## Task brief
Determine the number of lines in the listing below that hold the word "error". Write the number alone.

[Data for this task]

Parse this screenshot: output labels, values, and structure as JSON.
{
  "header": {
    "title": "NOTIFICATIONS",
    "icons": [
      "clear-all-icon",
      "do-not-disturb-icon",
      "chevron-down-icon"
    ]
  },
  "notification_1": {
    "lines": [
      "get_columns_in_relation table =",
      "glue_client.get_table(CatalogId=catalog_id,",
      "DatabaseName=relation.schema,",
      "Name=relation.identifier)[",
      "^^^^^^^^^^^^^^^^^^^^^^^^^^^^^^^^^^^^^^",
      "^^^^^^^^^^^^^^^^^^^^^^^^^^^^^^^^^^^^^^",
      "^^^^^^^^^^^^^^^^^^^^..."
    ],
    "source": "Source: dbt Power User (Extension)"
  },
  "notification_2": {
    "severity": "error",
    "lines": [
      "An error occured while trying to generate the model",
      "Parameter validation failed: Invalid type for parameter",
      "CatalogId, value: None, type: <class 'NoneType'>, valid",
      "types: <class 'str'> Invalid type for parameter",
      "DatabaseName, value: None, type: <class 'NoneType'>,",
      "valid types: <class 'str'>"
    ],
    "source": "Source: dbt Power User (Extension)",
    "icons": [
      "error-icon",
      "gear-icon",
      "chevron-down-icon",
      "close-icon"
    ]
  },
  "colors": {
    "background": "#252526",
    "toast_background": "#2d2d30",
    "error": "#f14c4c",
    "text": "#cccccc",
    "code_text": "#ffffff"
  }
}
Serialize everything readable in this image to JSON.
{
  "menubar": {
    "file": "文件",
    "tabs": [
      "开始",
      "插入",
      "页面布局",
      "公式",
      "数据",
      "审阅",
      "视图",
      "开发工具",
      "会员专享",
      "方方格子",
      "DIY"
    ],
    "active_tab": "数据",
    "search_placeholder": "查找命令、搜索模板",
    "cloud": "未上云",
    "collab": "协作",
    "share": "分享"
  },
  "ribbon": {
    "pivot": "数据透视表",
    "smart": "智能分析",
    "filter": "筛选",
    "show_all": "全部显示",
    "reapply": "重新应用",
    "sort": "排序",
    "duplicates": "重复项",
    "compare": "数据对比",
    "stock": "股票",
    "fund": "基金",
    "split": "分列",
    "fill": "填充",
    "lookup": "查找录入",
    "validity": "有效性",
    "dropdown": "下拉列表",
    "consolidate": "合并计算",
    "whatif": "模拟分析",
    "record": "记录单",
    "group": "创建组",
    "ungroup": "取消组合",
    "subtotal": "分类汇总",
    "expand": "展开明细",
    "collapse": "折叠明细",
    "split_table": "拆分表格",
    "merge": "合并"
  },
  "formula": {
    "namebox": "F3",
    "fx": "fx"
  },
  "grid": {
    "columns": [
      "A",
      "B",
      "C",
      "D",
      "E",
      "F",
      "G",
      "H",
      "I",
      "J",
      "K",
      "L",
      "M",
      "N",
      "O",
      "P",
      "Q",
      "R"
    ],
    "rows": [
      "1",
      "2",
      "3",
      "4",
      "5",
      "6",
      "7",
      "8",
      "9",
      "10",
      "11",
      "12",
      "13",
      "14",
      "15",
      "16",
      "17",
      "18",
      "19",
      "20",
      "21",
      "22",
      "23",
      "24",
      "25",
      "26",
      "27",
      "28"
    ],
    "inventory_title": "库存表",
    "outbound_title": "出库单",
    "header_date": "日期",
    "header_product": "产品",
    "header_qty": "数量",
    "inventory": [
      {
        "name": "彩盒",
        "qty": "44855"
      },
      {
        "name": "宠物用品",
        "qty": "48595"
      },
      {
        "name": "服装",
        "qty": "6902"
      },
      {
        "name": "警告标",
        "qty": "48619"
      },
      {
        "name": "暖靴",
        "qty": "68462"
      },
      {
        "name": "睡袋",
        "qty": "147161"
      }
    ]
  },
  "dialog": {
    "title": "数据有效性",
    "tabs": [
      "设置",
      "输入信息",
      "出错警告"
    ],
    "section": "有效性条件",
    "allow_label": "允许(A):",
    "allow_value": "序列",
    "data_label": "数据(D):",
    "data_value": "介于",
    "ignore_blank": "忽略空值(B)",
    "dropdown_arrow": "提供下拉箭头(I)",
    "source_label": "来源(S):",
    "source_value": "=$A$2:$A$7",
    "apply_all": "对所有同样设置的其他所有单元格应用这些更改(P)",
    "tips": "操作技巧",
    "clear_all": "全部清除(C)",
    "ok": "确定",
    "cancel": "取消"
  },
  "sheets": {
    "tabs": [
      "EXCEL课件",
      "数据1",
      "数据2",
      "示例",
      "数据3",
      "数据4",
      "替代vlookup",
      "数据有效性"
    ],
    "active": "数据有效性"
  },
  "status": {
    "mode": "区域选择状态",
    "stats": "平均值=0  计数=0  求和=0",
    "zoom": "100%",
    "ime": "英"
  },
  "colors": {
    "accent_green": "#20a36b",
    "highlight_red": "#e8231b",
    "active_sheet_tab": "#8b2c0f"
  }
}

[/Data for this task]

## Written answer
4